• What to do: Copy the lines below that contain "true".

(Beginning of Material supplied)

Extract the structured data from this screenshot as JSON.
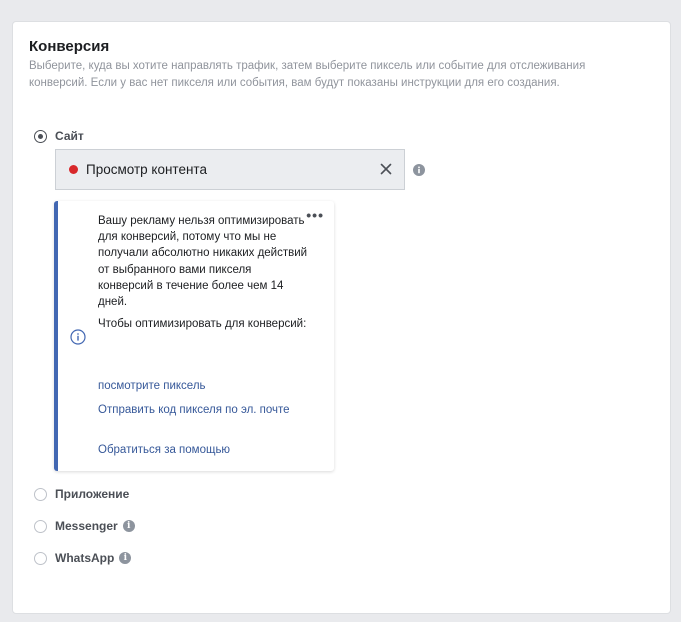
{
  "section": {
    "title": "Конверсия",
    "description": "Выберите, куда вы хотите направлять трафик, затем выберите пиксель или событие для отслеживания конверсий. Если у вас нет пикселя или события, вам будут показаны инструкции для его создания."
  },
  "options": {
    "site": {
      "label": "Сайт",
      "selected": true
    },
    "app": {
      "label": "Приложение",
      "selected": false
    },
    "messenger": {
      "label": "Messenger",
      "selected": false
    },
    "whatsapp": {
      "label": "WhatsApp",
      "selected": false
    }
  },
  "event_select": {
    "value": "Просмотр контента",
    "status_color": "#d8282b"
  },
  "notice": {
    "message": "Вашу рекламу нельзя оптимизировать для конверсий, потому что мы не получали абсолютно никаких действий от выбранного вами пикселя конверсий в течение более чем 14 дней.",
    "prompt": "Чтобы оптимизировать для конверсий:",
    "links": {
      "view_pixel": "посмотрите пиксель",
      "email_code": "Отправить код пикселя по эл. почте",
      "get_help": "Обратиться за помощью"
    },
    "accent_color": "#4267b2"
  },
  "icons": {
    "info": "info-icon",
    "clear": "close-icon",
    "more": "more-icon"
  }
}
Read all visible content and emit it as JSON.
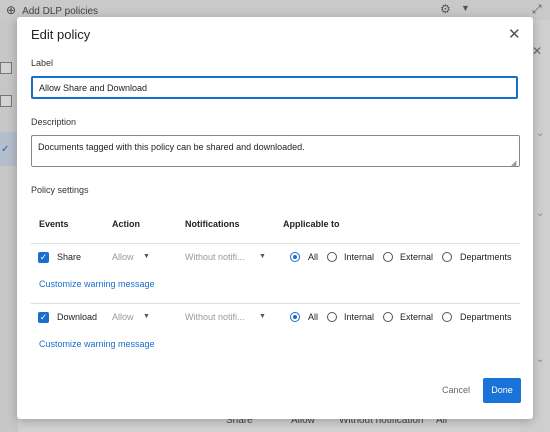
{
  "background": {
    "add_label": "Add DLP policies",
    "bottom_row": {
      "event": "Share",
      "action": "Allow",
      "notification": "Without notification",
      "applicable": "All"
    }
  },
  "modal": {
    "title": "Edit policy",
    "label_caption": "Label",
    "label_value": "Allow Share and Download",
    "description_caption": "Description",
    "description_value": "Documents tagged with this policy can be shared and downloaded.",
    "section_title": "Policy settings",
    "columns": [
      "Events",
      "Action",
      "Notifications",
      "Applicable to"
    ],
    "rows": [
      {
        "event": "Share",
        "checked": true,
        "action": "Allow",
        "notification": "Without notifi...",
        "applicable_options": [
          "All",
          "Internal",
          "External",
          "Departments"
        ],
        "selected": "All",
        "link": "Customize warning message"
      },
      {
        "event": "Download",
        "checked": true,
        "action": "Allow",
        "notification": "Without notifi...",
        "applicable_options": [
          "All",
          "Internal",
          "External",
          "Departments"
        ],
        "selected": "All",
        "link": "Customize warning message"
      }
    ],
    "cancel_label": "Cancel",
    "done_label": "Done"
  },
  "colors": {
    "accent": "#1a6dd1",
    "done_button": "#1a73d9"
  },
  "icons": {
    "close": "close-icon",
    "gear": "gear-icon",
    "expand": "expand-icon",
    "check": "check-icon",
    "caret": "caret-down-icon"
  }
}
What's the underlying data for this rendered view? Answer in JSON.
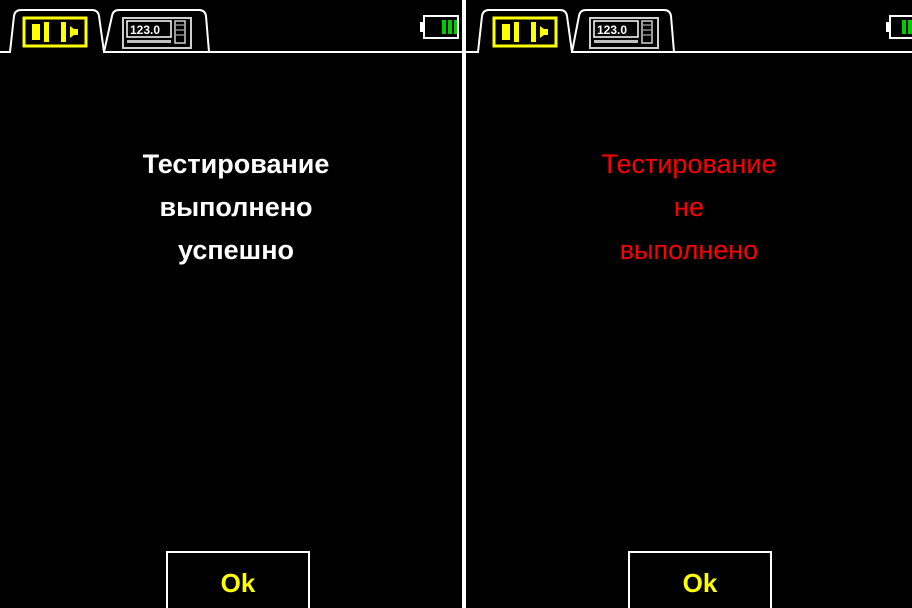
{
  "screens": [
    {
      "status": "success",
      "message_lines": [
        "Тестирование",
        "выполнено",
        "успешно"
      ],
      "message_color": "#ffffff",
      "ok_label": "Ok"
    },
    {
      "status": "failure",
      "message_lines": [
        "Тестирование",
        "не",
        "выполнено"
      ],
      "message_color": "#ff0000",
      "ok_label": "Ok"
    }
  ],
  "tabs": [
    {
      "icon": "align-gap-icon",
      "active": true
    },
    {
      "icon": "numeric-display-icon",
      "active": false
    }
  ],
  "battery": {
    "icon": "battery-icon",
    "level_color": "#00cc00"
  },
  "colors": {
    "background": "#000000",
    "accent": "#ffff00",
    "frame": "#ffffff",
    "error": "#ff0000"
  }
}
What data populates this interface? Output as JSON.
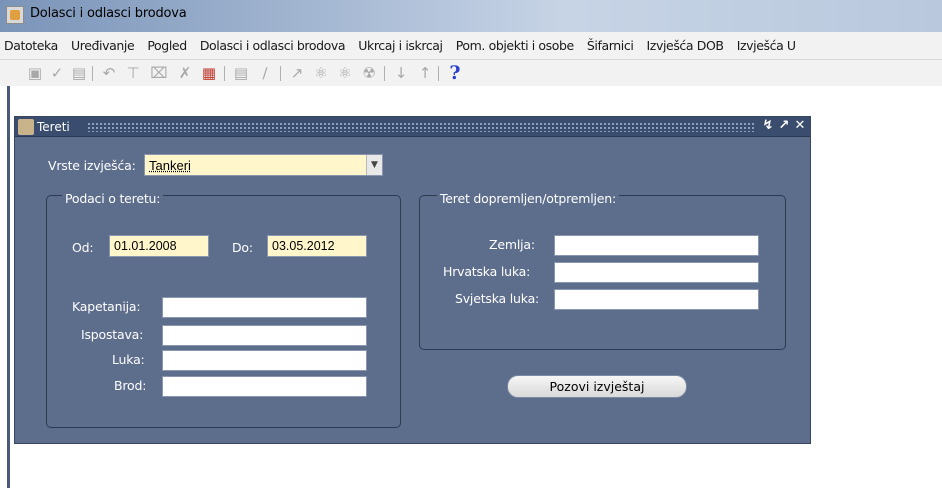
{
  "window": {
    "title": "Dolasci i odlasci brodova"
  },
  "menu": [
    "Datoteka",
    "Uređivanje",
    "Pogled",
    "Dolasci i odlasci brodova",
    "Ukrcaj i iskrcaj",
    "Pom. objekti i osobe",
    "Šifarnici",
    "Izvješća DOB",
    "Izvješća U"
  ],
  "toolbar": {
    "icons": [
      "save-icon",
      "check-icon",
      "print-icon",
      "undo-icon",
      "filter-icon",
      "filter-clear-icon",
      "tool-icon",
      "screen-icon",
      "list-icon",
      "edit-icon",
      "wand-icon",
      "query-icon",
      "query-alt-icon",
      "cancel-query-icon",
      "arrow-down-icon",
      "arrow-up-icon",
      "help-icon"
    ],
    "help_label": "?"
  },
  "form": {
    "title": "Tereti",
    "report_type_label": "Vrste izvješća:",
    "report_type_value": "Tankeri",
    "cargo_group_label": "Podaci o teretu:",
    "from_label": "Od:",
    "from_value": "01.01.2008",
    "to_label": "Do:",
    "to_value": "03.05.2012",
    "harbour_master_label": "Kapetanija:",
    "branch_label": "Ispostava:",
    "port_label": "Luka:",
    "ship_label": "Brod:",
    "delivered_group_label": "Teret dopremljen/otpremljen:",
    "country_label": "Zemlja:",
    "croatian_port_label": "Hrvatska luka:",
    "world_port_label": "Svjetska luka:",
    "submit_label": "Pozovi izvještaj"
  },
  "colors": {
    "window_bg": "#5d6d8c",
    "window_title_bg": "#3a4d6e",
    "field_required": "#fff6cc",
    "help_icon": "#2b3fd0"
  }
}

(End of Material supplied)

• Output of the exercise:
      "selected": true
        "checked": true,
        "checked": true,
      "active": true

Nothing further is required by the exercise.